R.E.M., “At My Most Beautiful”
The former Athens, Georgia rock legends had been known to write songs that are kind of both self-conscious and cryptic. This particular track from the band‘s 1998 album Up–their first one without founding drummer Bill Berry– is one of those rare exceptions as it’s a very straightforward and heartfelt ballad.
Chic, “Soup for One”
Hopefully you’re spending this coming Thanksgiving in the company of family and good friends. However, there are also many of those who will be dining alone or perhaps just not in the mood to feel celebratory–sort of like what Valentine’s Day is for singles but with the added calories. This underrated song from Chic–featuring the always-hot rhythm tandem of Nile Rodgers, Bernie Edwards and Tony Thompson–has the perfect combination of funk and melancholy in addition to having a mention of food in the song’s title.
The Smiths, “Meat Is Murder”
And what is Thanksgiving for our vegan/animal rights activist friends without the memorable “Meat Is Murder” from the Smiths off of their 1985 album of the same name? Of course, everyone knows that singer Morrissey is a staunch vegan—one time while performing at Coachella, he said he smelled of burning flesh, and left the stage annoyed by the aroma of barbecue. A word of caution: This song may not go down well with family members or friends at the dinner table who are clueless about the Smiths or Morrissey.
Steely Dan, “Black Friday”
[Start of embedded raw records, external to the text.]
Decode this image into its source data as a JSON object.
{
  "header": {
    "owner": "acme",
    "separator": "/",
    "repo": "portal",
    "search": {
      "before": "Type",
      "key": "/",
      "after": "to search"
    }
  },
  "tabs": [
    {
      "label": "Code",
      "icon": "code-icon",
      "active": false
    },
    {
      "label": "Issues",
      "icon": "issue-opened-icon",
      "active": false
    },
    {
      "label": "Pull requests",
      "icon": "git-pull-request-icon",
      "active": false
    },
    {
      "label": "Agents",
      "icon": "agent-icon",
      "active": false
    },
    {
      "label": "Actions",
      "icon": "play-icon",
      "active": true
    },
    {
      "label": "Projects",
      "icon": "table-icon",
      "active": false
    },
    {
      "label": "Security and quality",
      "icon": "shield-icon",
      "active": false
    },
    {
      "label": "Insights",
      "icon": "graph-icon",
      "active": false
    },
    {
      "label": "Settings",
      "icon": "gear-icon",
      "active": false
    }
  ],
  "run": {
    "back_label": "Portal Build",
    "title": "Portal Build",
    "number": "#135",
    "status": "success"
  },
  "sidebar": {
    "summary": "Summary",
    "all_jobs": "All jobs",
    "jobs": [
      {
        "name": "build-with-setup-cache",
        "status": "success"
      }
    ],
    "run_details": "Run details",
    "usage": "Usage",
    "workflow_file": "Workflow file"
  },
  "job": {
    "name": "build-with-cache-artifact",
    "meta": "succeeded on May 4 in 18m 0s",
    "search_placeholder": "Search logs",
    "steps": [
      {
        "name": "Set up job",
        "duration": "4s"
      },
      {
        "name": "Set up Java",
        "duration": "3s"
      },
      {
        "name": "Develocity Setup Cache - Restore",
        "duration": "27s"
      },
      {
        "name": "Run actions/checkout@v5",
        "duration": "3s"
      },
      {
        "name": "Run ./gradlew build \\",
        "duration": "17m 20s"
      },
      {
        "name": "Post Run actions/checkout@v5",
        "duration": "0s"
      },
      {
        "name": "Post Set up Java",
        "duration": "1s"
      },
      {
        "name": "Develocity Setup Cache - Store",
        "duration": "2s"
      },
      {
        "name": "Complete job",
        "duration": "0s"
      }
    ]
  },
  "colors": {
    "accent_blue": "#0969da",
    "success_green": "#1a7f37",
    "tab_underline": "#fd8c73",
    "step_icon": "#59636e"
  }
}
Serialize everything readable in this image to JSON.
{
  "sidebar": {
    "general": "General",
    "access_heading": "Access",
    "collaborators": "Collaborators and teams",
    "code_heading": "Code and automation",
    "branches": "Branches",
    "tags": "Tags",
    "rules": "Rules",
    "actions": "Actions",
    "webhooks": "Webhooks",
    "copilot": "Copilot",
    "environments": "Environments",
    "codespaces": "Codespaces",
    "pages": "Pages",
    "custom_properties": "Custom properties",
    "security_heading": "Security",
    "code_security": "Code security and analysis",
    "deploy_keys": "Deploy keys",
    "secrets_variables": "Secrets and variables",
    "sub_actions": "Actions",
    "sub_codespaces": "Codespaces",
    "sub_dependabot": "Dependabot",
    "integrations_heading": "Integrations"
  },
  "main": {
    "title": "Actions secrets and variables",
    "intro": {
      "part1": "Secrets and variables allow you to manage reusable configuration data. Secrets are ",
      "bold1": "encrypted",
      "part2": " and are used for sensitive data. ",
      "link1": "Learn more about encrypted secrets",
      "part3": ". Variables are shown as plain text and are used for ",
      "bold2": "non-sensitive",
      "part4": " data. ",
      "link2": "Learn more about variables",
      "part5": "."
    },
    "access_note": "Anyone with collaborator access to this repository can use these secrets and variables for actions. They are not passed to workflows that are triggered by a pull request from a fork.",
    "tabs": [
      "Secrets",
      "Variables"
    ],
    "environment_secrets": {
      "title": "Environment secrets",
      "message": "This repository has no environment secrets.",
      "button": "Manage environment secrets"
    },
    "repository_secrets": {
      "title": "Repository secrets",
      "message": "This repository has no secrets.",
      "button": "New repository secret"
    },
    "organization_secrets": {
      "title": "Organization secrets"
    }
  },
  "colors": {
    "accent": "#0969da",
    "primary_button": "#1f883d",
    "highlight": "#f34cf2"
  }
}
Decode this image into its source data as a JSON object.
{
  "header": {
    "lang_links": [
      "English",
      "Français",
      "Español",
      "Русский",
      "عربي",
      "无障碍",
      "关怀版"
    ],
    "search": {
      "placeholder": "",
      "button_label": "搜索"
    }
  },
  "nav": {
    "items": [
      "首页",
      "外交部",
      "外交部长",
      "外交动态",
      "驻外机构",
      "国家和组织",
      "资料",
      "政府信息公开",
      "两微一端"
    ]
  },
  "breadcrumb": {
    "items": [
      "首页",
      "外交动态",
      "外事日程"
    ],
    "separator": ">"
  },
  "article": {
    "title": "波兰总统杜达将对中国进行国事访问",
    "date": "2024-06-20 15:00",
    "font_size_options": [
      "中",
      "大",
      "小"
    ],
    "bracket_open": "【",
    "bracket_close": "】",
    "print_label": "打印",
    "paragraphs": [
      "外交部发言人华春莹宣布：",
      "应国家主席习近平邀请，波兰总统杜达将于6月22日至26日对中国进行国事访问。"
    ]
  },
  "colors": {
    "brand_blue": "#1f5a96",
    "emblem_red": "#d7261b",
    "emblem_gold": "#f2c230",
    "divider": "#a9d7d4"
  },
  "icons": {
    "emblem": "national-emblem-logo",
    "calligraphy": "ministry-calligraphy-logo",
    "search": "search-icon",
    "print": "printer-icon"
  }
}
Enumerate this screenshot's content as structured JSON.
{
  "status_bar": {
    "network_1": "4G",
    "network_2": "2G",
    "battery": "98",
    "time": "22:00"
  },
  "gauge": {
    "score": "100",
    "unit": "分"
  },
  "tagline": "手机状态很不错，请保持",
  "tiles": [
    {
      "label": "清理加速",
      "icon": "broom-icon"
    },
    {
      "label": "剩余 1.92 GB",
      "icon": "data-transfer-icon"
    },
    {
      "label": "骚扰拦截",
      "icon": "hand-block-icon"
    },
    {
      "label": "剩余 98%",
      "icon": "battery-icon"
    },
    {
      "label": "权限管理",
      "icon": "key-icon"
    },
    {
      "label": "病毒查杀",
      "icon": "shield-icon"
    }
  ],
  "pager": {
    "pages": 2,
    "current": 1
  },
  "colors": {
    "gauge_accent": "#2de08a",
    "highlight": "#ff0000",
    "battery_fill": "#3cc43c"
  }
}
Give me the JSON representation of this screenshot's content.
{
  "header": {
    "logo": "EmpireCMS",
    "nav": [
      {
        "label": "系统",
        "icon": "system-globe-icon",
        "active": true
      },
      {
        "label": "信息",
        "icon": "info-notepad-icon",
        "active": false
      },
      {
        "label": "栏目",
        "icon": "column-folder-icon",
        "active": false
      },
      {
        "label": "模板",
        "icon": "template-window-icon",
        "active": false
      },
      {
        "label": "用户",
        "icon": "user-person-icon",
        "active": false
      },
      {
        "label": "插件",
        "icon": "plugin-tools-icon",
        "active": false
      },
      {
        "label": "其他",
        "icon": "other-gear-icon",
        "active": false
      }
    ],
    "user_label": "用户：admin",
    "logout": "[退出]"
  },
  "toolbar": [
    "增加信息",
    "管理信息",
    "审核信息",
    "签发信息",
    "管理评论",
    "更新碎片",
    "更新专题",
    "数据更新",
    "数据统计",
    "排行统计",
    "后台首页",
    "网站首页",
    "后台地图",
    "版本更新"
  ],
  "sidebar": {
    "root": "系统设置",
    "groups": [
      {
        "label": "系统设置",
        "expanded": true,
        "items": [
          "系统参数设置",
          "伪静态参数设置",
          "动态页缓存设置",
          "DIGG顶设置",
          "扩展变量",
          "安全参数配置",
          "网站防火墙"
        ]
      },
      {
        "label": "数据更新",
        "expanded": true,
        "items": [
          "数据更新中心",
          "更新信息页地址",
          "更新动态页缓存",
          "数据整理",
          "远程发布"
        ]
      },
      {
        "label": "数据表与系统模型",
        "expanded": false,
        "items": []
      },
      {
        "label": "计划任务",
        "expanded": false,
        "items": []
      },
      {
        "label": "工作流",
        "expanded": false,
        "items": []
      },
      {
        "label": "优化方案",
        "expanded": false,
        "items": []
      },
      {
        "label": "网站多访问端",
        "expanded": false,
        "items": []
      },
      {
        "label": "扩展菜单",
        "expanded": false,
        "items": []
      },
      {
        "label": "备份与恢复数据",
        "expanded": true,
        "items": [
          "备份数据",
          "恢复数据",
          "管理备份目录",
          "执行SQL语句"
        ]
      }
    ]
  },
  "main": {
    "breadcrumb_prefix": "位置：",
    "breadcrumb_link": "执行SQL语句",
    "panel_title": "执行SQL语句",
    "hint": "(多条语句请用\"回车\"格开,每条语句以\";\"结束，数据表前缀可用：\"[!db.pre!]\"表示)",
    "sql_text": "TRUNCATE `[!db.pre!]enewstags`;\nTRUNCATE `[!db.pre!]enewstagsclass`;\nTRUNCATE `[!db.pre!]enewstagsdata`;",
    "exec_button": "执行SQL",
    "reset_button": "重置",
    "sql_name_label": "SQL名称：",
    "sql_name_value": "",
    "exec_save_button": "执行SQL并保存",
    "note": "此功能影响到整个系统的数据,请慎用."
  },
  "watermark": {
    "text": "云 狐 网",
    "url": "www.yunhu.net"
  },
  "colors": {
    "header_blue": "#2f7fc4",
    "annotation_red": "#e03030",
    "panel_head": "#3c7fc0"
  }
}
I know this is not a Thanksgiving or a “thank you” song per se—but then again, it’s the day after Thanksgiving, which is like an American holiday in itself. The mood from this funky jazzy rocker is quite fitting for the actual Black Friday, the day when crowds of people flood the stores–sometimes in the early mornings–to get their Christmas shopping done and then come away feeling tired and overwhelmed from the experience. My solution to all that: Cyber Monday.